## To do
Reproduce the entries. Each one must match the original exactly.
* * *
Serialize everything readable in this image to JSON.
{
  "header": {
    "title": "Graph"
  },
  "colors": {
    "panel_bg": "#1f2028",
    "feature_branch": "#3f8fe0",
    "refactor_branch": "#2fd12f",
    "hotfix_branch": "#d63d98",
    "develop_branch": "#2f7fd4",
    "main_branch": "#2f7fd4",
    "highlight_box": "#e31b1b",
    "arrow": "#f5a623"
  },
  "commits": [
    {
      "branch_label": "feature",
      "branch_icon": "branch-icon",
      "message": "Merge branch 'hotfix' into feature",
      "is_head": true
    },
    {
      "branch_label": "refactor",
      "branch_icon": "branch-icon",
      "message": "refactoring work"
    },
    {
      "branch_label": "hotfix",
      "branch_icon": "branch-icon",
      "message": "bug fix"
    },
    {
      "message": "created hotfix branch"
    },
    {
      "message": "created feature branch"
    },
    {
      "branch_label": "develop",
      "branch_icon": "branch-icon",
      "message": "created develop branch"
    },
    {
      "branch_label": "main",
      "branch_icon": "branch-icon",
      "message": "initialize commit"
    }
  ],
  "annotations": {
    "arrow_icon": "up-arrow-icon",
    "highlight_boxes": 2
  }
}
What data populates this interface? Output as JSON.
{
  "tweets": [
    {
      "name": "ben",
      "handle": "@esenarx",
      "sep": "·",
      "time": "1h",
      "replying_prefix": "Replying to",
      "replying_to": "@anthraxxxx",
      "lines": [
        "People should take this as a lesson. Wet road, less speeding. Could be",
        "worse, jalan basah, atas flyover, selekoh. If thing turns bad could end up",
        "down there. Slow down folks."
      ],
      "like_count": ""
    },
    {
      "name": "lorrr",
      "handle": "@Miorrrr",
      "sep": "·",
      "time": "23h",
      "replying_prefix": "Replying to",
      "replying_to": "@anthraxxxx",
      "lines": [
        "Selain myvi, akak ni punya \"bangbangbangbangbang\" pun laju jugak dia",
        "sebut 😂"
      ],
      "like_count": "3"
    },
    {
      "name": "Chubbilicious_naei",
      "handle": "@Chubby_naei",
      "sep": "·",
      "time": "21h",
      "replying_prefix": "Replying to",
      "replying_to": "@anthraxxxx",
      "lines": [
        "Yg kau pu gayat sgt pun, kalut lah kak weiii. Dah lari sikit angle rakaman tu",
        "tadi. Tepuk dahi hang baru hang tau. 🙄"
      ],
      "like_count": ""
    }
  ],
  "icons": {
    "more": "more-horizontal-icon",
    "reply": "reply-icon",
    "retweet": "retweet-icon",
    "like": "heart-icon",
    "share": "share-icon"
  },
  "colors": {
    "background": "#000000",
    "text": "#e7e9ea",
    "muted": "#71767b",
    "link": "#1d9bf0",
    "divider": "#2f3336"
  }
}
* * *
## Result
Serialize everything readable in this image to JSON.
{
  "header": {
    "title": "Graph"
  },
  "colors": {
    "panel_bg": "#1f2028",
    "feature_branch": "#3f8fe0",
    "refactor_branch": "#2fd12f",
    "hotfix_branch": "#d63d98",
    "develop_branch": "#2f7fd4",
    "main_branch": "#2f7fd4",
    "highlight_box": "#e31b1b",
    "arrow": "#f5a623"
  },
  "commits": [
    {
      "branch_label": "feature",
      "branch_icon": "branch-icon",
      "message": "Merge branch 'hotfix' into feature",
      "is_head": true
    },
    {
      "branch_label": "refactor",
      "branch_icon": "branch-icon",
      "message": "refactoring work"
    },
    {
      "branch_label": "hotfix",
      "branch_icon": "branch-icon",
      "message": "bug fix"
    },
    {
      "message": "created hotfix branch"
    },
    {
      "message": "created feature branch"
    },
    {
      "branch_label": "develop",
      "branch_icon": "branch-icon",
      "message": "created develop branch"
    },
    {
      "branch_label": "main",
      "branch_icon": "branch-icon",
      "message": "initialize commit"
    }
  ],
  "annotations": {
    "arrow_icon": "up-arrow-icon",
    "highlight_boxes": 2
  }
}
What data populates this interface? Output as JSON.
{
  "tweets": [
    {
      "name": "ben",
      "handle": "@esenarx",
      "sep": "·",
      "time": "1h",
      "replying_prefix": "Replying to",
      "replying_to": "@anthraxxxx",
      "lines": [
        "People should take this as a lesson. Wet road, less speeding. Could be",
        "worse, jalan basah, atas flyover, selekoh. If thing turns bad could end up",
        "down there. Slow down folks."
      ],
      "like_count": ""
    },
    {
      "name": "lorrr",
      "handle": "@Miorrrr",
      "sep": "·",
      "time": "23h",
      "replying_prefix": "Replying to",
      "replying_to": "@anthraxxxx",
      "lines": [
        "Selain myvi, akak ni punya \"bangbangbangbangbang\" pun laju jugak dia",
        "sebut 😂"
      ],
      "like_count": "3"
    },
    {
      "name": "Chubbilicious_naei",
      "handle": "@Chubby_naei",
      "sep": "·",
      "time": "21h",
      "replying_prefix": "Replying to",
      "replying_to": "@anthraxxxx",
      "lines": [
        "Yg kau pu gayat sgt pun, kalut lah kak weiii. Dah lari sikit angle rakaman tu",
        "tadi. Tepuk dahi hang baru hang tau. 🙄"
      ],
      "like_count": ""
    }
  ],
  "icons": {
    "more": "more-horizontal-icon",
    "reply": "reply-icon",
    "retweet": "retweet-icon",
    "like": "heart-icon",
    "share": "share-icon"
  },
  "colors": {
    "background": "#000000",
    "text": "#e7e9ea",
    "muted": "#71767b",
    "link": "#1d9bf0",
    "divider": "#2f3336"
  }
}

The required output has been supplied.